The US Supreme Court on Tuesday reversed the death penalty sentence of Bobby James Moore for the second time, again finding that he lacks the mental capacity to be subjected to capital punishment.
Moore was convicted of the murder of a grocery store clerk during a botched robbery in 1980 and sentenced to death. His conviction and sentence was upheld by the Texas Court of Criminal Appeals (CCA) despite his argument that he did not have the intellectual capacity to be subjected to the death penalty. In the US, it is illegal to sentence a person with a severe mental disability to death.
In 2017 the US Supreme Court vacated the decision and remanded it for further proceedings, stating that the Texas appellate court did not properly adjudicate Moore’s mental capacity in a manner that was “informed by the views of medical experts” as required by the Supreme Court’s precedent. However, following further review the CCA, Moore’s death sentence was again upheld, with the court writing that even “under the standards set forth in the DSM-5, we conclude that [Moore] has failed to show adaptive deficits sufficient to support a diagnosis of intellectual disability.”
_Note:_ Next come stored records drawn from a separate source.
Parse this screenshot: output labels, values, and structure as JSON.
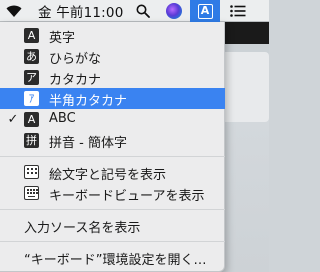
{
  "menubar": {
    "clock": "金 午前11:00",
    "ime_letter": "A"
  },
  "menu": {
    "input_sources": [
      {
        "badge": "A",
        "label": "英字",
        "checked": false,
        "selected": false
      },
      {
        "badge": "あ",
        "label": "ひらがな",
        "checked": false,
        "selected": false
      },
      {
        "badge": "ア",
        "label": "カタカナ",
        "checked": false,
        "selected": false
      },
      {
        "badge": "ｱ",
        "label": "半角カタカナ",
        "checked": false,
        "selected": true
      },
      {
        "badge": "A",
        "label": "ABC",
        "checked": true,
        "selected": false
      },
      {
        "badge": "拼",
        "label": "拼音 - 簡体字",
        "checked": false,
        "selected": false
      }
    ],
    "checkmark": "✓",
    "show_emoji": "絵文字と記号を表示",
    "show_keyboard_viewer": "キーボードビューアを表示",
    "show_input_source_name": "入力ソース名を表示",
    "open_keyboard_prefs": "“キーボード”環境設定を開く…"
  }
}
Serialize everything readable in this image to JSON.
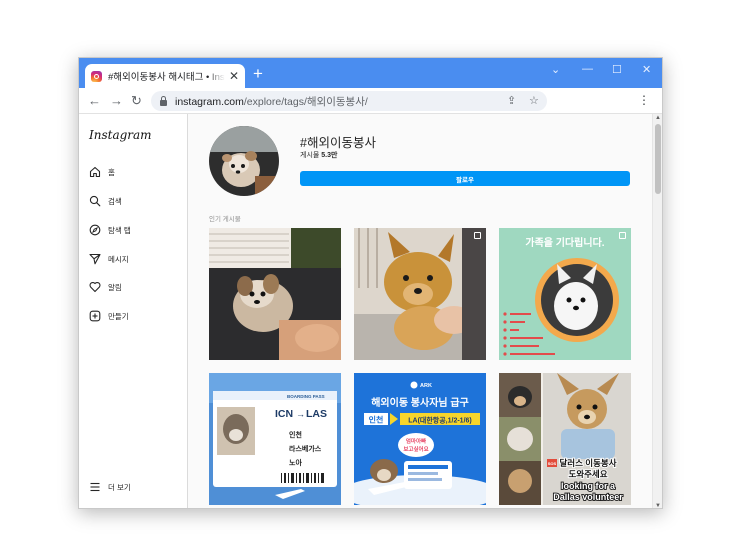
{
  "browser": {
    "tab_title": "#해외이동봉사 해시태그 • Instagram",
    "tab_close": "✕",
    "new_tab": "+",
    "win_minimize": "—",
    "win_maximize": "☐",
    "win_close": "✕",
    "win_extra": "⌄",
    "back": "←",
    "forward": "→",
    "reload": "↻",
    "url_host": "instagram.com",
    "url_path": "/explore/tags/해외이동봉사/",
    "share": "⇪",
    "bookmark": "☆",
    "menu": "⋮"
  },
  "sidebar": {
    "logo": "Instagram",
    "items": [
      {
        "label": "홈",
        "icon": "home-icon"
      },
      {
        "label": "검색",
        "icon": "search-icon"
      },
      {
        "label": "탐색 탭",
        "icon": "compass-icon"
      },
      {
        "label": "메시지",
        "icon": "send-icon"
      },
      {
        "label": "알림",
        "icon": "heart-icon"
      },
      {
        "label": "만들기",
        "icon": "plus-square-icon"
      }
    ],
    "more": {
      "label": "더 보기",
      "icon": "hamburger-icon"
    }
  },
  "header": {
    "hashtag": "#해외이동봉사",
    "posts_label": "게시물",
    "posts_count": "5.3만",
    "follow_label": "팔로우"
  },
  "grid": {
    "section_label": "인기 게시물",
    "tile3": {
      "text": "가족을 기다립니다."
    },
    "tile4": {
      "header": "BOARDING PASS",
      "from": "ICN",
      "to": "LAS",
      "arrow": "→",
      "city1": "인천",
      "city2": "라스베가스",
      "name": "노아"
    },
    "tile5": {
      "brand": "ARK",
      "title": "해외이동 봉사자님 급구",
      "route_from": "인천",
      "route_to": "LA(대한항공,1/2-1/6)",
      "bubble": "엄마아빠\n보고싶어요"
    },
    "tile6": {
      "sos": "SOS",
      "ko_line1": "달러스 이동봉사",
      "ko_line2": "도와주세요",
      "en_line1": "looking for a",
      "en_line2": "Dallas volunteer"
    }
  },
  "colors": {
    "chrome_blue": "#4a8df0",
    "follow_blue": "#0095f6",
    "tile3_bg": "#9fd8c0",
    "tile4_bg": "#4f8fd6",
    "tile5_bg": "#1e73d9"
  }
}
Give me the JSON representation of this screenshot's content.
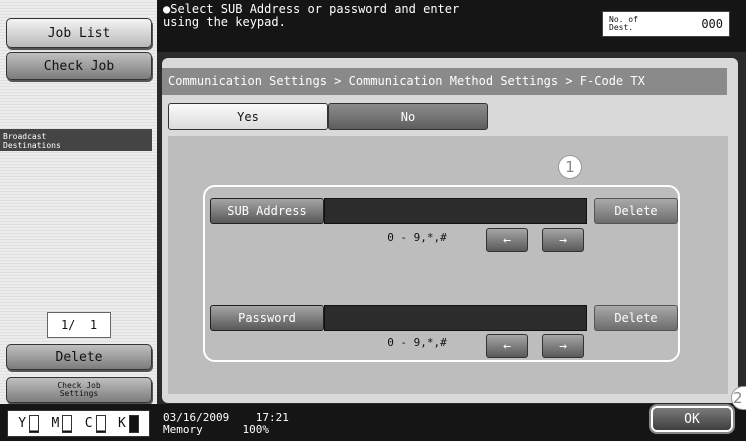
{
  "sidebar": {
    "job_list": "Job List",
    "check_job": "Check Job",
    "broadcast_title": "Broadcast\nDestinations",
    "page_counter": "1/  1",
    "delete": "Delete",
    "check_job_settings": "Check Job\nSettings",
    "toner": [
      "Y",
      "M",
      "C",
      "K"
    ],
    "toner_levels": [
      0.1,
      0.1,
      0.1,
      1.0
    ]
  },
  "header": {
    "message": "Select SUB Address or password and enter\nusing the keypad.",
    "dest_label": "No. of\nDest.",
    "dest_count": "000"
  },
  "breadcrumb": "Communication Settings > Communication Method Settings > F-Code TX",
  "tabs": [
    {
      "label": "Yes",
      "selected": false
    },
    {
      "label": "No",
      "selected": true
    }
  ],
  "form": {
    "callout": "1",
    "sub_address": {
      "label": "SUB Address",
      "value": "",
      "range": "0 - 9,*,#",
      "delete": "Delete"
    },
    "password": {
      "label": "Password",
      "value": "",
      "range": "0 - 9,*,#",
      "delete": "Delete"
    },
    "arrow_left": "←",
    "arrow_right": "→"
  },
  "footer": {
    "date": "03/16/2009",
    "time": "17:21",
    "memory_label": "Memory",
    "memory_value": "100%",
    "ok": "OK",
    "callout": "2"
  }
}
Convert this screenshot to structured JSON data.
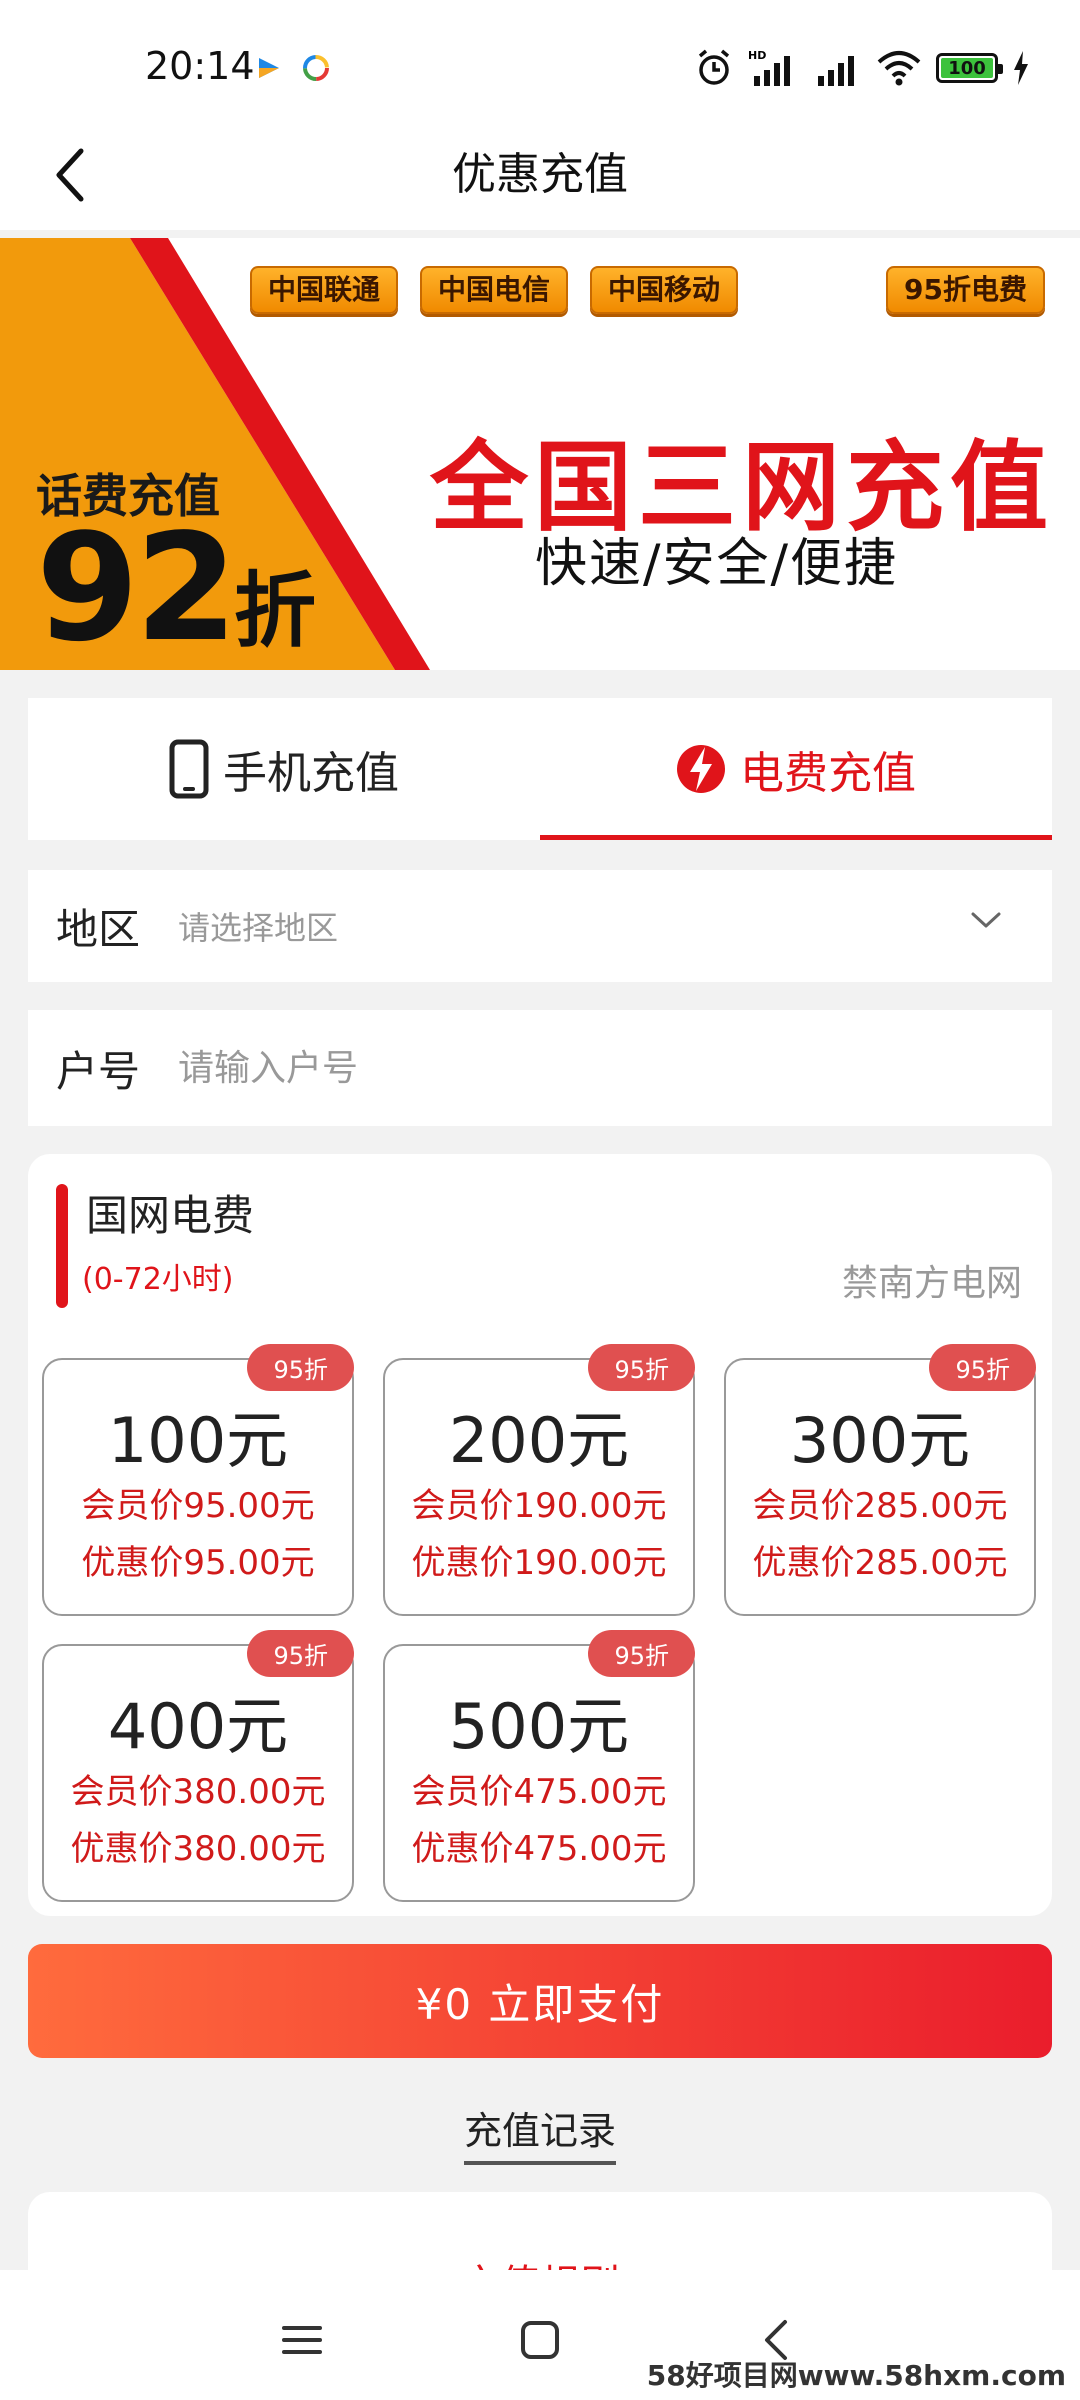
{
  "status_bar": {
    "time": "20:14",
    "battery": "100",
    "icons": [
      "alarm-icon",
      "hd-signal-icon",
      "signal-icon",
      "wifi-icon",
      "battery-icon",
      "charging-icon"
    ]
  },
  "header": {
    "title": "优惠充值",
    "back_icon": "back-arrow-icon"
  },
  "banner": {
    "carriers": [
      "中国联通",
      "中国电信",
      "中国移动"
    ],
    "badge": "95折电费",
    "left_title": "话费充值",
    "discount_number": "92",
    "discount_unit": "折",
    "headline": "全国三网充值",
    "subline": "快速/安全/便捷",
    "colors": {
      "orange": "#f29a0c",
      "red": "#e0141a"
    }
  },
  "tabs": [
    {
      "label": "手机充值",
      "icon": "phone-icon",
      "active": false
    },
    {
      "label": "电费充值",
      "icon": "lightning-icon",
      "active": true
    }
  ],
  "form": {
    "region": {
      "label": "地区",
      "placeholder": "请选择地区"
    },
    "account": {
      "label": "户号",
      "placeholder": "请输入户号"
    }
  },
  "product": {
    "title": "国网电费",
    "subtitle": "(0-72小时)",
    "grid_name": "禁南方电网",
    "options": [
      {
        "tag": "95折",
        "amount": "100元",
        "member": "会员价95.00元",
        "promo": "优惠价95.00元"
      },
      {
        "tag": "95折",
        "amount": "200元",
        "member": "会员价190.00元",
        "promo": "优惠价190.00元"
      },
      {
        "tag": "95折",
        "amount": "300元",
        "member": "会员价285.00元",
        "promo": "优惠价285.00元"
      },
      {
        "tag": "95折",
        "amount": "400元",
        "member": "会员价380.00元",
        "promo": "优惠价380.00元"
      },
      {
        "tag": "95折",
        "amount": "500元",
        "member": "会员价475.00元",
        "promo": "优惠价475.00元"
      }
    ]
  },
  "pay_button": "¥0 立即支付",
  "history_link": "充值记录",
  "bottom_peek": "充值规则",
  "nav": {
    "icons": [
      "menu-icon",
      "home-icon",
      "back-icon"
    ]
  },
  "watermark": "58好项目网www.58hxm.com",
  "accent_color": "#e0141a"
}
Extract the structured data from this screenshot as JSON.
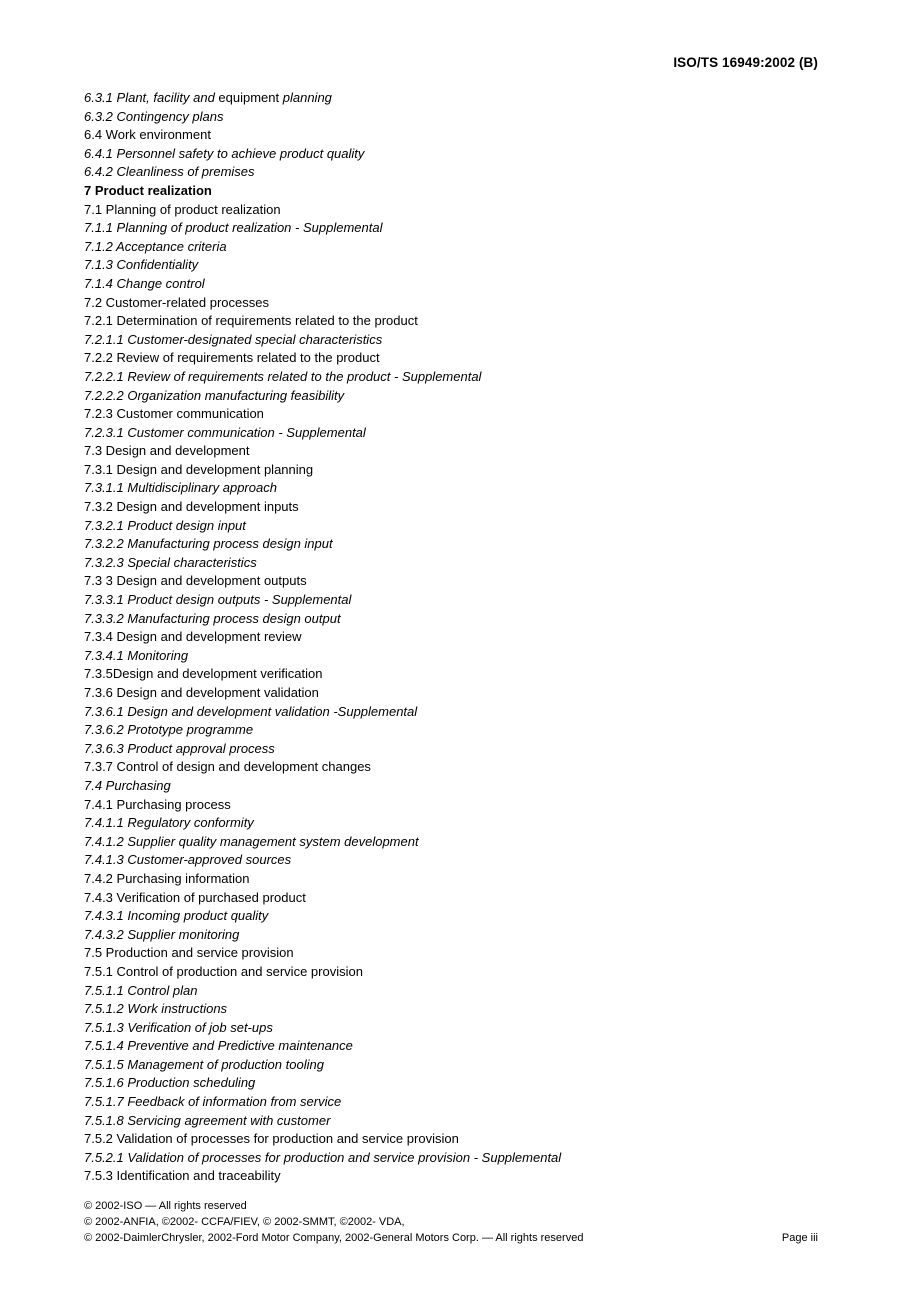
{
  "header": {
    "running_title": "ISO/TS 16949:2002 (B)"
  },
  "toc": {
    "entries": [
      {
        "text": "6.3.1 Plant, facility and equipment planning",
        "style": "mixed",
        "runs": [
          {
            "text": "6.3.1 Plant, facility and ",
            "style": "italic"
          },
          {
            "text": "equipment ",
            "style": "roman"
          },
          {
            "text": "planning",
            "style": "italic"
          }
        ]
      },
      {
        "text": "6.3.2 Contingency plans",
        "style": "italic"
      },
      {
        "text": "6.4 Work environment",
        "style": "roman"
      },
      {
        "text": "6.4.1 Personnel safety to achieve product quality",
        "style": "italic"
      },
      {
        "text": "6.4.2 Cleanliness of premises",
        "style": "italic"
      },
      {
        "text": "7 Product realization",
        "style": "bold"
      },
      {
        "text": "7.1 Planning of product realization",
        "style": "roman"
      },
      {
        "text": "7.1.1 Planning of product realization - Supplemental",
        "style": "italic"
      },
      {
        "text": "7.1.2 Acceptance criteria",
        "style": "italic"
      },
      {
        "text": "7.1.3 Confidentiality",
        "style": "italic"
      },
      {
        "text": "7.1.4 Change control",
        "style": "italic"
      },
      {
        "text": "7.2 Customer-related processes",
        "style": "roman"
      },
      {
        "text": "7.2.1 Determination of requirements related to the product",
        "style": "roman"
      },
      {
        "text": "7.2.1.1 Customer-designated special characteristics",
        "style": "italic"
      },
      {
        "text": "7.2.2 Review of requirements related to the product",
        "style": "roman"
      },
      {
        "text": "7.2.2.1 Review of requirements related to the product - Supplemental",
        "style": "italic"
      },
      {
        "text": "7.2.2.2 Organization manufacturing feasibility",
        "style": "italic"
      },
      {
        "text": "7.2.3 Customer communication",
        "style": "roman"
      },
      {
        "text": "7.2.3.1 Customer communication - Supplemental",
        "style": "italic"
      },
      {
        "text": "7.3 Design and development",
        "style": "roman"
      },
      {
        "text": "7.3.1 Design and development planning",
        "style": "roman"
      },
      {
        "text": "7.3.1.1 Multidisciplinary approach",
        "style": "italic"
      },
      {
        "text": "7.3.2 Design and development inputs",
        "style": "roman"
      },
      {
        "text": "7.3.2.1 Product design input",
        "style": "italic"
      },
      {
        "text": "7.3.2.2 Manufacturing process design input",
        "style": "italic"
      },
      {
        "text": "7.3.2.3 Special characteristics",
        "style": "italic"
      },
      {
        "text": "7.3 3 Design and development outputs",
        "style": "roman"
      },
      {
        "text": "7.3.3.1 Product design outputs - Supplemental",
        "style": "italic"
      },
      {
        "text": "7.3.3.2 Manufacturing process design output",
        "style": "italic"
      },
      {
        "text": "7.3.4 Design and development review",
        "style": "roman"
      },
      {
        "text": "7.3.4.1 Monitoring",
        "style": "italic"
      },
      {
        "text": "7.3.5Design and development verification",
        "style": "roman"
      },
      {
        "text": "7.3.6 Design and development validation",
        "style": "roman"
      },
      {
        "text": "7.3.6.1 Design and development validation -Supplemental",
        "style": "italic"
      },
      {
        "text": "7.3.6.2 Prototype programme",
        "style": "italic"
      },
      {
        "text": "7.3.6.3 Product approval process",
        "style": "italic"
      },
      {
        "text": "7.3.7 Control of design and development changes",
        "style": "roman"
      },
      {
        "text": "7.4 Purchasing",
        "style": "italic"
      },
      {
        "text": "7.4.1 Purchasing process",
        "style": "roman"
      },
      {
        "text": "7.4.1.1 Regulatory conformity",
        "style": "italic"
      },
      {
        "text": "7.4.1.2 Supplier quality management system development",
        "style": "italic"
      },
      {
        "text": "7.4.1.3 Customer-approved sources",
        "style": "italic"
      },
      {
        "text": "7.4.2 Purchasing information",
        "style": "roman"
      },
      {
        "text": "7.4.3 Verification of purchased product",
        "style": "roman"
      },
      {
        "text": "7.4.3.1 Incoming product quality",
        "style": "italic"
      },
      {
        "text": "7.4.3.2 Supplier monitoring",
        "style": "italic"
      },
      {
        "text": "7.5 Production and service provision",
        "style": "roman"
      },
      {
        "text": "7.5.1 Control of production and service provision",
        "style": "roman"
      },
      {
        "text": "7.5.1.1 Control plan",
        "style": "italic"
      },
      {
        "text": "7.5.1.2 Work instructions",
        "style": "italic"
      },
      {
        "text": "7.5.1.3 Verification of job set-ups",
        "style": "italic"
      },
      {
        "text": "7.5.1.4 Preventive and Predictive maintenance",
        "style": "italic"
      },
      {
        "text": "7.5.1.5 Management of production tooling",
        "style": "italic"
      },
      {
        "text": "7.5.1.6 Production scheduling",
        "style": "italic"
      },
      {
        "text": "7.5.1.7 Feedback of information from service",
        "style": "italic"
      },
      {
        "text": "7.5.1.8 Servicing agreement with customer",
        "style": "italic"
      },
      {
        "text": "7.5.2 Validation of processes for production and service provision",
        "style": "roman"
      },
      {
        "text": "7.5.2.1 Validation of processes for production and service provision - Supplemental",
        "style": "italic"
      },
      {
        "text": "7.5.3 Identification and traceability",
        "style": "roman"
      }
    ]
  },
  "footer": {
    "lines": [
      "© 2002-ISO  —  All rights reserved",
      "© 2002-ANFIA, ©2002- CCFA/FIEV, © 2002-SMMT, ©2002- VDA,",
      "© 2002-DaimlerChrysler, 2002-Ford Motor Company, 2002-General Motors Corp.  —  All rights reserved"
    ],
    "page_number": "Page iii"
  }
}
In an unsigned opinion for the 6-3 majority, the Supreme Court again reversed Moore’s sentence. The opinion noted that although the CCA stated that they were applying tests of mental competency drawn from the fifth edition of the American Psychiatric Association’s Diagnostic Statistical Manual (DSM-5), their judgment had “too many instances in which, with small variations, it repeats the analysis we previously found wanting, and these same parts are critical to its ultimate conclusion.” Since the CCA failed to properly apply the test laid out previously by the Supreme Court, Moore’s sentence was reversed and the case remanded to the CCA for further proceedings consistent with the Supreme Court’s decision.